To relieve stress and/or burnout involves an individual well-being assessment and the development of powerful new habits. These habits are very coachable. I look forward to describing this process in detail during my presentation.
From the leadership standpoint concerning burnout prevention, a Workplace Culture-Assessment, and the implementation of an effective Workplace Culture Optimization Plan can be a game-changer. This too will be described in detail during my presentation.
Congress Daily: Do you have any suggestions for how an organization like the AANA might help in reducing stress and burnout for its members?
Robinson: I feel it's essential to shine a bright light on the current gap in research regarding the incidence of CRNA burnout. There is an abundance of empirical research regarding burnout among anesthesiologists, resident physicians, and critical care registered nurses (CCRNs). Conversely, though we have no shortage of anecdotal evidence regarding the incidence of "burnout" among CRNAs, we have virtually no empirical data to back this up. In fact, a recent integrative review in the June 2019 AANA Journal backs up my claim. This revealing research (Burnout and The Nurse Anesthetist: An Integrative Review) by Brian Del Grosso, MS, CRNA and Suzanne Boyd, Ph.D., MSW highlights the scarcity of empirical studies that focus on CRNA burnout (only two studies identified.)
Therefore, it's my opinion that the AANA should support ongoing research to clearly identify the incidence of burnout among CRNAs, specifically in the United States. It would also be beneficial to provide AANA members the most current understanding of this well documented "syndrome caused by chronic stress at work" (updated definition by the World Health Organization.) In tandem with research regarding the incidence and causative mechanism of burnout among CRNAs, models and frameworks for identifying, treating, and preventing burnout among CRNAs must be developed and empirically evaluated. My Legendary Leadership framework may be a great place to start.

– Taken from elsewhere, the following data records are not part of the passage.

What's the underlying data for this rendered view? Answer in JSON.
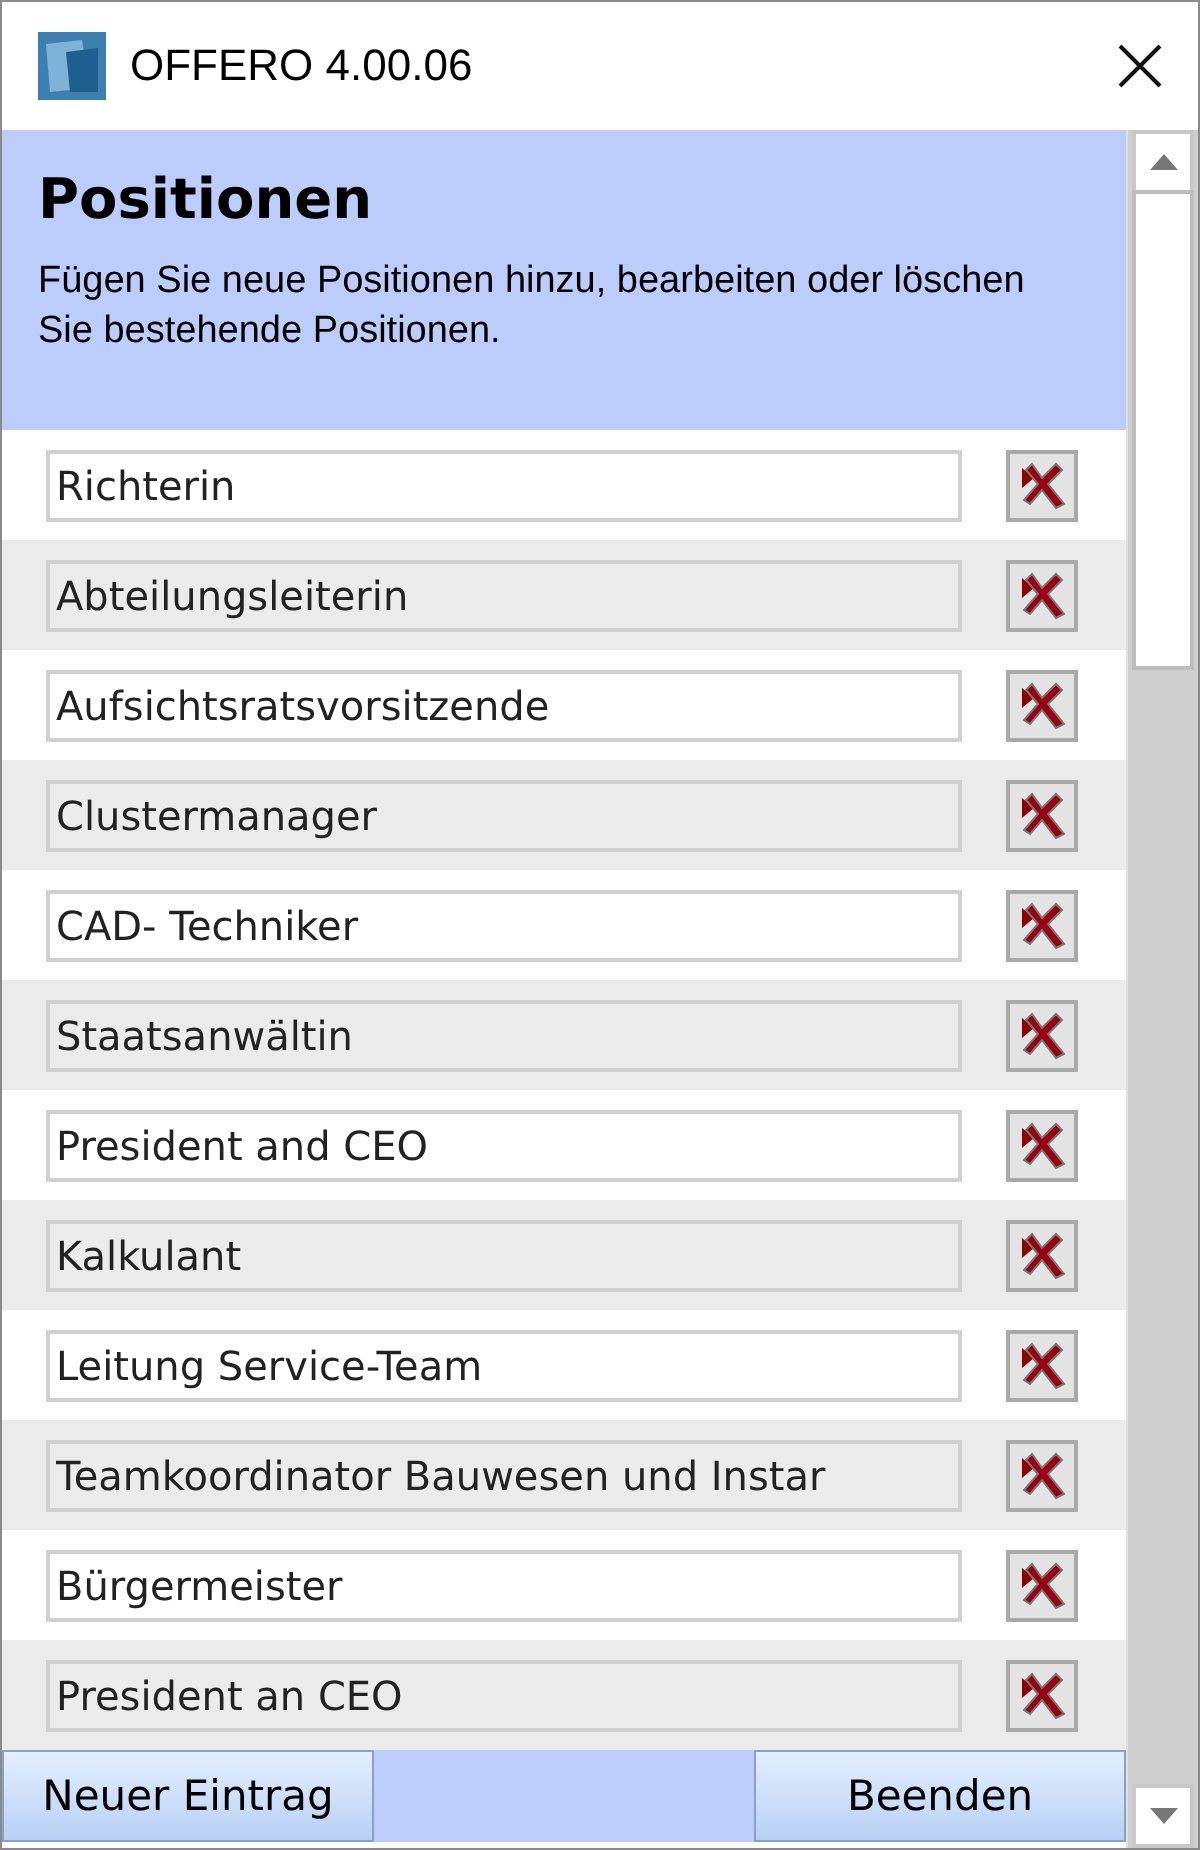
{
  "window": {
    "title": "OFFERO 4.00.06"
  },
  "header": {
    "title": "Positionen",
    "description": "Fügen Sie neue Positionen hinzu, bearbeiten oder löschen Sie bestehende Positionen."
  },
  "positions": [
    {
      "value": "Richterin"
    },
    {
      "value": "Abteilungsleiterin"
    },
    {
      "value": "Aufsichtsratsvorsitzende"
    },
    {
      "value": "Clustermanager"
    },
    {
      "value": "CAD- Techniker"
    },
    {
      "value": "Staatsanwältin"
    },
    {
      "value": "President and CEO"
    },
    {
      "value": "Kalkulant"
    },
    {
      "value": "Leitung Service-Team"
    },
    {
      "value": "Teamkoordinator Bauwesen und Instar"
    },
    {
      "value": "Bürgermeister"
    },
    {
      "value": "President an CEO"
    }
  ],
  "buttons": {
    "new": "Neuer Eintrag",
    "close": "Beenden"
  }
}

There is a massive movement to combat burnout in corporate America. Why not borrow some of what's working well within the corporate world and apply it to healthcare? This is what I accomplished with the development of my "Legendary Leadership Framework." The Legendary Leadership Framework is an adaptation of many of the best leadership practices used in major American corporations. These best-practices are modified and strategically applied to healthcare management, namely, anesthesia leadership.
Note: Be sure to check the AANA Meetings app for the latest room assignments and information.